Had a brand new group of kids, 8 to 12, in my Book Club. The Happy Birthday? story featured once again, this time on a higher maturity level.  We discussed sensitivity to others according to the Torah, rich vs. poor, reading between the lines, the narrator and courage.

We paused at a suspenseful point and discussed it.

We talked about what choice we would make if we were in the narrator’s situation.

We guessed how to spell announcement, decison and courage and practiced the correct spellings.

In Aleph Beis Class, I didn’t notice much participation from Ariella and Evyatar. The others were very enthusiastic.

We are moving ahead at a brisk pace! We identified all the letters from aleph through yud. We practiced drawing letters aleph through ches. Shuvi pointed out that the ches looks like a sukkah! Names that begin with ches are Chana, Chaim and Chafetz Chaim.

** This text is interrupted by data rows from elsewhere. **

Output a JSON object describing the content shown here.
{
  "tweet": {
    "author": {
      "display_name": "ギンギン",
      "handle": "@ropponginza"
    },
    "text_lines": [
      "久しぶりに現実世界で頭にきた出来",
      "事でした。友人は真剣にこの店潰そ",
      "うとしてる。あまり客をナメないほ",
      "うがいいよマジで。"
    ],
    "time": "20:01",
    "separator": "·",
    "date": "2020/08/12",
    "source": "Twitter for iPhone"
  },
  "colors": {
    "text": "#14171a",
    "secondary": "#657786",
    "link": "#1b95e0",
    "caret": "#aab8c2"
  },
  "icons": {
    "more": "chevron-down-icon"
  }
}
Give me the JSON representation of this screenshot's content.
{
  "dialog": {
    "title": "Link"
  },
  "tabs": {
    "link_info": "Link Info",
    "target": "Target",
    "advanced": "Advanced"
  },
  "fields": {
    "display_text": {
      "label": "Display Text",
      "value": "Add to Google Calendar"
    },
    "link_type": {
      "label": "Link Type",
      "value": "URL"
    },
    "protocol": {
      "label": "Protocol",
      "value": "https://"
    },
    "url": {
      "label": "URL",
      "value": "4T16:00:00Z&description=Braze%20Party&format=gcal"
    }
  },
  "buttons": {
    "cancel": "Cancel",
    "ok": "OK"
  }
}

Chanukah also begins with a ches. Before long we will be reading Hebrew!